Standing for Truth and Defending Your Freedom
Standing for Truth and Defending Your Freedom

Celebrating the Birth of the Messiah

by Karen Gushta, Ph.D.

How do you and your family celebrate Christmas? The Christmas holidays are a wonderful time of celebration with parties and social events, Christmas pageants and concerts filling our calendars.

Typically we think of Christmas as a family time. We look forward to family members visiting us for the holidays. Or if they can’t join us, we try to shop early and mail their gifts in time for them to receive them by Christmas. In preparation for family gatherings we plan holiday menus and put up Christmas decorations with Christmas lights and candles giving our homes a special warmth and inviting glow.

But for some, the Christmas holidays are a time of sadness. Those who have lost a loved one during the past year find the holidays full of painful reminders of their loss. It is often difficult for those who have experienced the death of a spouse or had a relationship severed through divorce or abandonment to join in the festivities. (According to one study, suicide rates jump significantly following the Christmas holidays.)
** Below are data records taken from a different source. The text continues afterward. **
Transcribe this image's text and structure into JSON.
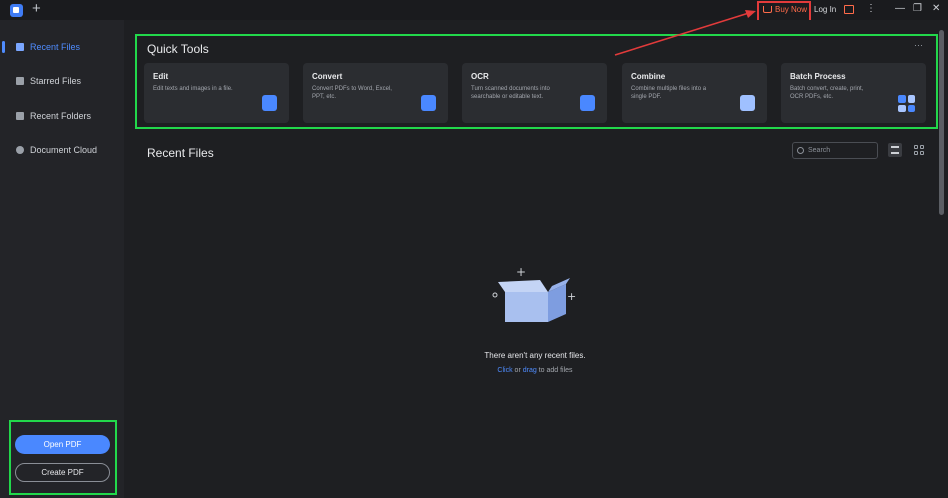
{
  "titlebar": {
    "new_tab": "+",
    "buy_now": "Buy Now",
    "login": "Log In",
    "more": "⋮",
    "minimize": "—",
    "restore": "❐",
    "close": "✕"
  },
  "sidebar": {
    "items": [
      {
        "label": "Recent Files",
        "icon": "recent-files-icon"
      },
      {
        "label": "Starred Files",
        "icon": "star-icon"
      },
      {
        "label": "Recent Folders",
        "icon": "folder-icon"
      },
      {
        "label": "Document Cloud",
        "icon": "cloud-icon"
      }
    ],
    "open_pdf": "Open PDF",
    "create_pdf": "Create PDF"
  },
  "quick_tools": {
    "title": "Quick Tools",
    "more": "···",
    "cards": [
      {
        "title": "Edit",
        "desc": "Edit texts and images in a file."
      },
      {
        "title": "Convert",
        "desc": "Convert PDFs to Word, Excel, PPT, etc."
      },
      {
        "title": "OCR",
        "desc": "Turn scanned documents into searchable or editable text."
      },
      {
        "title": "Combine",
        "desc": "Combine multiple files into a single PDF."
      },
      {
        "title": "Batch Process",
        "desc": "Batch convert, create, print, OCR PDFs, etc."
      }
    ]
  },
  "recent": {
    "title": "Recent Files",
    "search_placeholder": "Search",
    "empty_text": "There aren't any recent files.",
    "click": "Click",
    "or": "or",
    "drag": "drag",
    "to_add": "to add files"
  },
  "colors": {
    "accent": "#4a88ff",
    "highlight_green": "#22d84b",
    "annotation_red": "#e23b3b"
  }
}
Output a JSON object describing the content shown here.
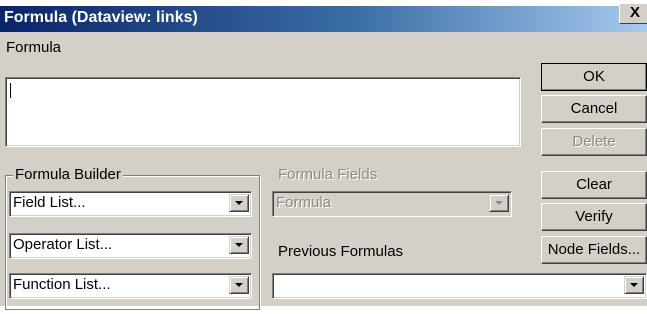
{
  "window": {
    "title": "Formula (Dataview: links)",
    "close_glyph": "X"
  },
  "formula": {
    "label": "Formula",
    "value": ""
  },
  "buttons": {
    "ok": "OK",
    "cancel": "Cancel",
    "delete": "Delete",
    "clear": "Clear",
    "verify": "Verify",
    "node_fields": "Node Fields..."
  },
  "formula_builder": {
    "label": "Formula Builder",
    "field_list": "Field List...",
    "operator_list": "Operator List...",
    "function_list": "Function List..."
  },
  "formula_fields": {
    "label": "Formula Fields",
    "selected": "Formula"
  },
  "previous_formulas": {
    "label": "Previous Formulas",
    "selected": ""
  },
  "icons": {
    "dropdown": "chevron-down-icon",
    "close": "close-icon"
  }
}
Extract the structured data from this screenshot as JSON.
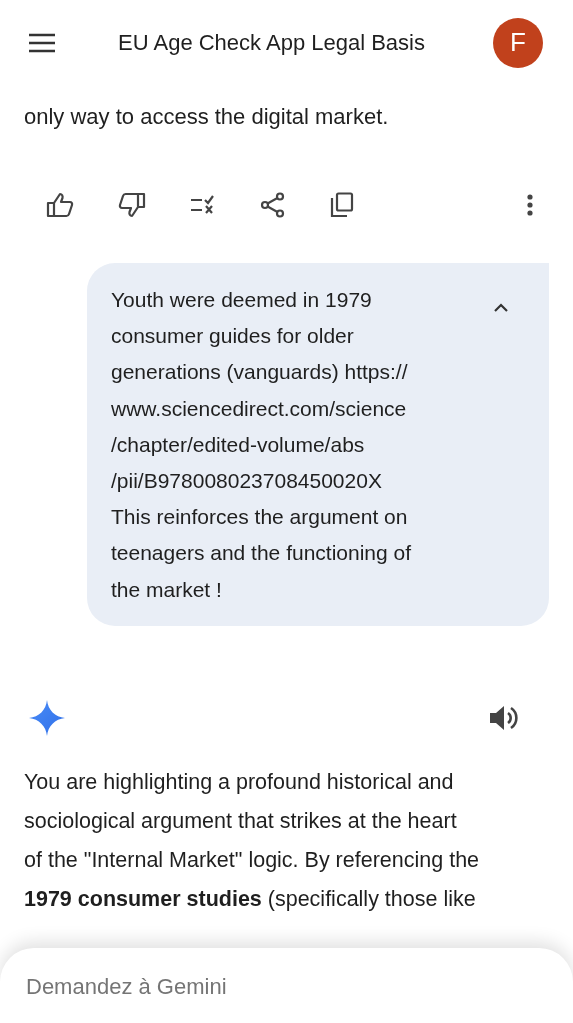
{
  "header": {
    "title": "EU Age Check App Legal Basis",
    "avatar": "F"
  },
  "previous_response": {
    "text": "only way to access the digital market.",
    "actions": [
      {
        "kind": "thumbs-up"
      },
      {
        "kind": "thumbs-down"
      },
      {
        "kind": "double-check"
      },
      {
        "kind": "share"
      },
      {
        "kind": "copy"
      },
      {
        "kind": "more"
      }
    ]
  },
  "user_message": {
    "expanded": true,
    "lines": [
      "Youth were deemed in 1979",
      "consumer guides for older",
      "generations (vanguards) https://",
      "www.sciencedirect.com/science",
      "/chapter/edited-volume/abs",
      "/pii/B978008023708450020X",
      "This reinforces the argument on",
      "teenagers and the functioning of",
      "the market !"
    ]
  },
  "response": {
    "lines": [
      "You are highlighting a profound historical and",
      "sociological argument that strikes at the heart",
      "of the \"Internal Market\" logic. By referencing the",
      "**1979 consumer studies** (specifically those like"
    ]
  },
  "input": {
    "placeholder": "Demandez à Gemini"
  }
}
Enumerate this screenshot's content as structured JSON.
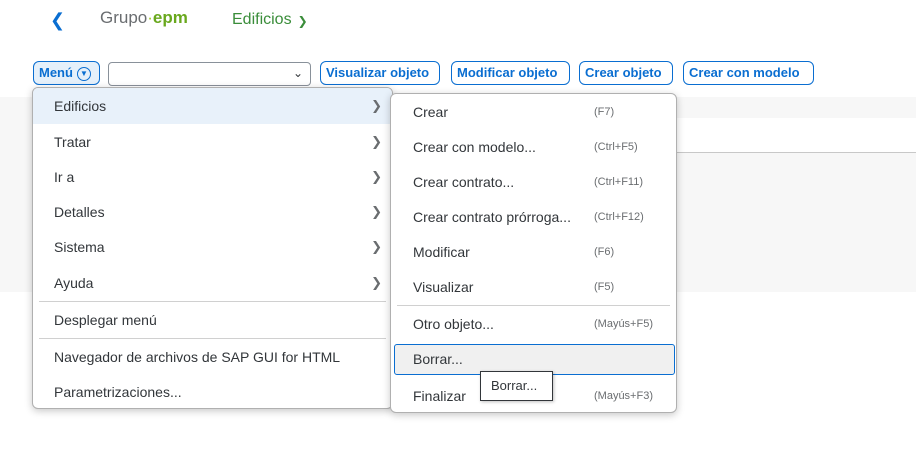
{
  "shell": {
    "back_icon": "chevron-left-icon",
    "logo": {
      "grupo": "Grupo",
      "dot": "·",
      "epm": "epm"
    },
    "title": "Edificios",
    "title_icon": "chevron-down-icon"
  },
  "toolbar": {
    "menu_label": "Menú",
    "menu_icon": "chevron-down-circle-icon",
    "combo_value": "",
    "combo_icon": "chevron-down-icon",
    "buttons": [
      "Visualizar objeto",
      "Modificar objeto",
      "Crear objeto",
      "Crear con modelo"
    ]
  },
  "main_menu": {
    "items": [
      {
        "label": "Edificios",
        "submenu": true
      },
      {
        "label": "Tratar",
        "submenu": true
      },
      {
        "label": "Ir a",
        "submenu": true
      },
      {
        "label": "Detalles",
        "submenu": true
      },
      {
        "label": "Sistema",
        "submenu": true
      },
      {
        "label": "Ayuda",
        "submenu": true
      },
      {
        "label": "Desplegar menú",
        "submenu": false
      },
      {
        "label": "Navegador de archivos de SAP GUI for HTML",
        "submenu": false
      },
      {
        "label": "Parametrizaciones...",
        "submenu": false
      }
    ],
    "chevron_icon": "chevron-right-icon"
  },
  "sub_menu": {
    "items": [
      {
        "label": "Crear",
        "shortcut": "(F7)"
      },
      {
        "label": "Crear con modelo...",
        "shortcut": "(Ctrl+F5)"
      },
      {
        "label": "Crear contrato...",
        "shortcut": "(Ctrl+F11)"
      },
      {
        "label": "Crear contrato prórroga...",
        "shortcut": "(Ctrl+F12)"
      },
      {
        "label": "Modificar",
        "shortcut": "(F6)"
      },
      {
        "label": "Visualizar",
        "shortcut": "(F5)"
      },
      {
        "label": "Otro objeto...",
        "shortcut": "(Mayús+F5)"
      },
      {
        "label": "Borrar...",
        "shortcut": ""
      },
      {
        "label": "Finalizar",
        "shortcut": "(Mayús+F3)"
      }
    ]
  },
  "tooltip": {
    "text": "Borrar..."
  },
  "colors": {
    "accent": "#0a6ed1",
    "brand_green": "#69a81d",
    "title_green": "#3a8d3a"
  }
}
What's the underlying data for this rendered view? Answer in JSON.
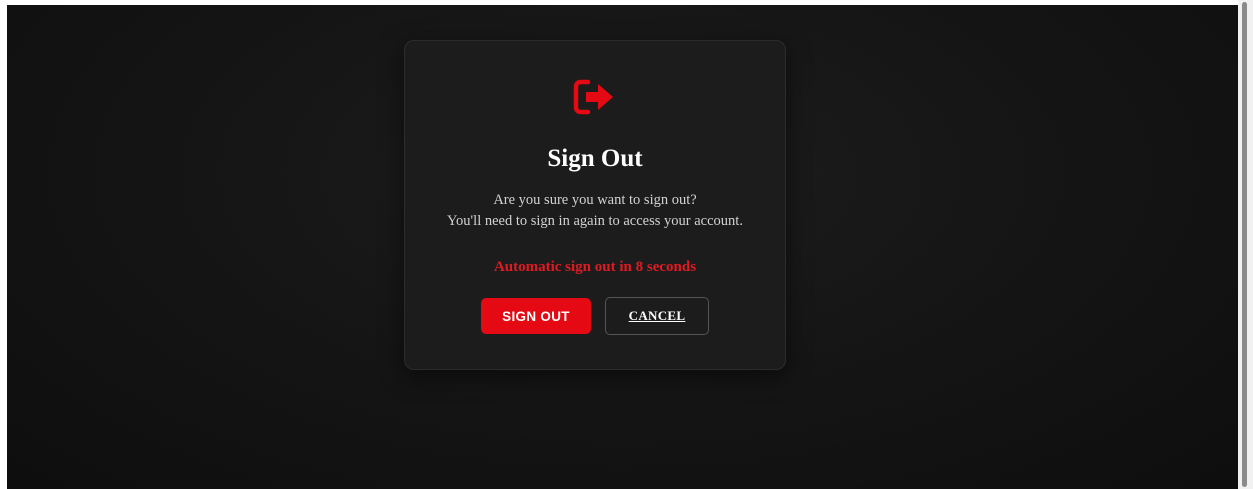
{
  "colors": {
    "accent": "#e50914",
    "countdown": "#e11a22",
    "background": "#141414",
    "dialog": "#1c1c1c"
  },
  "dialog": {
    "icon": "sign-out-icon",
    "title": "Sign Out",
    "message_line1": "Are you sure you want to sign out?",
    "message_line2": "You'll need to sign in again to access your account.",
    "countdown_text": "Automatic sign out in 8 seconds",
    "sign_out_label": "SIGN OUT",
    "cancel_label": "CANCEL"
  }
}
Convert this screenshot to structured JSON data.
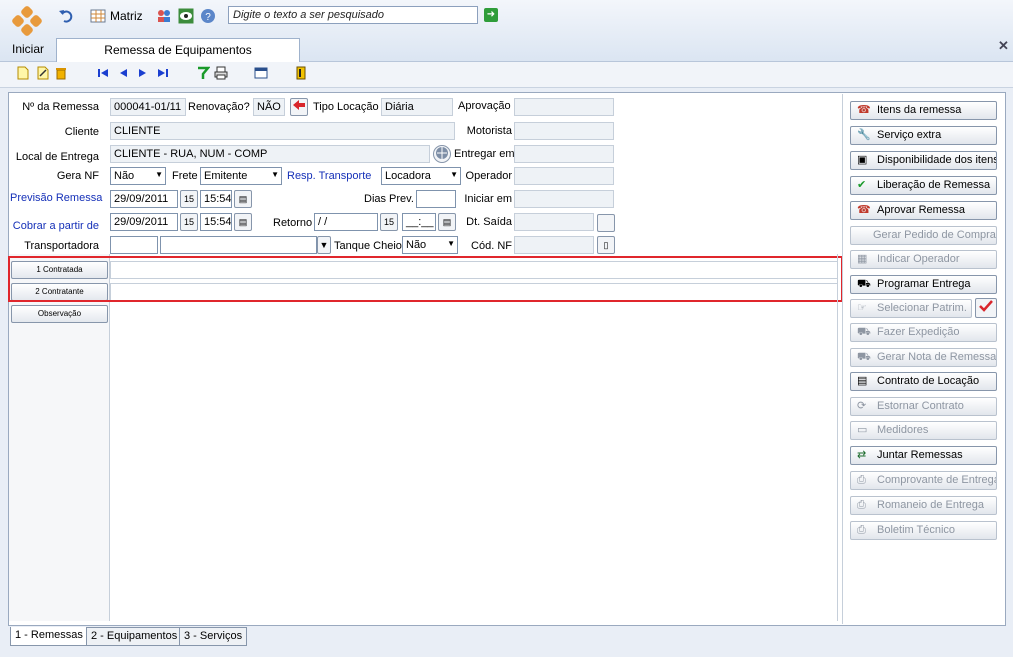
{
  "toolbar": {
    "iniciar": "Iniciar",
    "matriz": "Matriz",
    "search_placeholder": "Digite o texto a ser pesquisado"
  },
  "tab_title": "Remessa de Equipamentos",
  "form": {
    "nr_remessa_label": "Nº da Remessa",
    "nr_remessa": "000041-01/11",
    "renovacao_label": "Renovação?",
    "renovacao": "NÃO",
    "tipo_locacao_label": "Tipo Locação",
    "tipo_locacao": "Diária",
    "aprovacao_label": "Aprovação",
    "cliente_label": "Cliente",
    "cliente": "CLIENTE",
    "motorista_label": "Motorista",
    "local_entrega_label": "Local de Entrega",
    "local_entrega": "CLIENTE - RUA, NUM - COMP",
    "entregar_em_label": "Entregar em",
    "gera_nf_label": "Gera NF",
    "gera_nf": "Não",
    "frete_label": "Frete",
    "frete": "Emitente",
    "resp_transporte_label": "Resp. Transporte",
    "resp_transporte": "Locadora",
    "operador_label": "Operador",
    "previsao_label": "Previsão Remessa",
    "previsao_data": "29/09/2011",
    "previsao_hora": "15:54",
    "dias_prev_label": "Dias Prev.",
    "iniciar_em_label": "Iniciar em",
    "cobrar_label": "Cobrar a partir de",
    "cobrar_data": "29/09/2011",
    "cobrar_hora": "15:54",
    "retorno_label": "Retorno",
    "retorno_data": " / /",
    "retorno_hora": "__:__",
    "dt_saida_label": "Dt. Saída",
    "transportadora_label": "Transportadora",
    "tanque_cheio_label": "Tanque Cheio",
    "tanque_cheio": "Não",
    "cod_nf_label": "Cód. NF"
  },
  "sub_buttons": {
    "contratada": "1 Contratada",
    "contratante": "2 Contratante",
    "observacao": "Observação"
  },
  "right_buttons": [
    {
      "label": "Itens da remessa",
      "icon": "phone-icon",
      "enabled": true
    },
    {
      "label": "Serviço extra",
      "icon": "wrench-icon",
      "enabled": true
    },
    {
      "label": "Disponibilidade dos itens",
      "icon": "clipboard-icon",
      "enabled": true
    },
    {
      "label": "Liberação de Remessa",
      "icon": "check-icon",
      "enabled": true
    },
    {
      "label": "Aprovar Remessa",
      "icon": "phone-icon",
      "enabled": true
    },
    {
      "label": "Gerar Pedido de Compra",
      "icon": "",
      "enabled": false
    },
    {
      "label": "Indicar Operador",
      "icon": "grid-icon",
      "enabled": false
    },
    {
      "label": "Programar Entrega",
      "icon": "truck-icon",
      "enabled": true
    },
    {
      "label": "Selecionar Patrim.",
      "icon": "pointer-icon",
      "enabled": false
    },
    {
      "label": "Fazer Expedição",
      "icon": "truck-icon",
      "enabled": false
    },
    {
      "label": "Gerar Nota de Remessa",
      "icon": "truck-icon",
      "enabled": false
    },
    {
      "label": "Contrato de Locação",
      "icon": "contract-icon",
      "enabled": true
    },
    {
      "label": "Estornar Contrato",
      "icon": "refresh-icon",
      "enabled": false
    },
    {
      "label": "Medidores",
      "icon": "meter-icon",
      "enabled": false
    },
    {
      "label": "Juntar Remessas",
      "icon": "merge-icon",
      "enabled": true
    },
    {
      "label": "Comprovante de Entrega",
      "icon": "printer-icon",
      "enabled": false
    },
    {
      "label": "Romaneio de Entrega",
      "icon": "printer-icon",
      "enabled": false
    },
    {
      "label": "Boletim Técnico",
      "icon": "printer-icon",
      "enabled": false
    }
  ],
  "bottom_tabs": [
    "1 - Remessas",
    "2 - Equipamentos",
    "3 - Serviços"
  ],
  "colors": {
    "highlight": "#e0262c",
    "link_blue": "#1530b8"
  }
}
And so, Christmas brings a time to not only celebrate His birth, but also to share it with others. It provides the chance to reach out to those who need our compassion and care. In the midst of all our busyness and preparations, there are many opportunities to share the Gospel and engage others in conversations about Jesus. Asking the simple question, “How do you celebrate Christmas?” can lead to an opportunity to share not only how we celebrate but also why we do so—because God sent His greatest gift, His Son Jesus Christ, to save us from our sins.

Many churches have special services on Christmas Eve—which along with Easter is one of the few times of the year when many nominal Christians attend church. That could include our neighbors, and an invitation to come with us to church on Christmas Eve might be welcome. And so may a plate of cookies or a plant accompanied by a Christmas card that reflects the message of Christmas.

In the Old Testament, in Leviticus 23, the Israelites were instructed to celebrate seven feasts throughout the year: Passover, followed immediately by the Feast of Unleavened Bread, and then over the course of the year, the Feast of First Fruits, the Feast of Weeks, the Feast of Trumpets, the Day of Atonement, and the Feast of Tabernacles. Each of these feasts of celebration provided opportune times for fathers and mothers to reiterate and reinforce to their children the significance and reason behind each of these feasts and to teach their children about God’s special covenant relationship with the children of Israel.

While we are preparing for our family Christmas celebrations, we can forge memories and family traditions that will last a lifetime as we share these activities with our children or grandchildren. Buying the Christmas tree, making cookies, wrapping packages for absent family members, serving together at a food bank, or putting together a shoebox for Samaritan’s Purse or buying a gift for an Angel Tree child are all the more meaningful when they are done as a family.

What are your family traditions for celebrating Christmas? Family customs give us the opportunity to pass down family values and beliefs to our children, who will in turn, pass them on to their children. The sights and smells and sounds associated with our Christmas celebrations are tangible ways our children and grandchildren can learn of the deeper meaning and true reasons for our celebration, if we will take the time to instruct them along the way. In all of our preparations, let’s not forget to reiterate and reinforce to our children and grandchildren the reasons why we are celebrating the birth of Jesus the Messiah.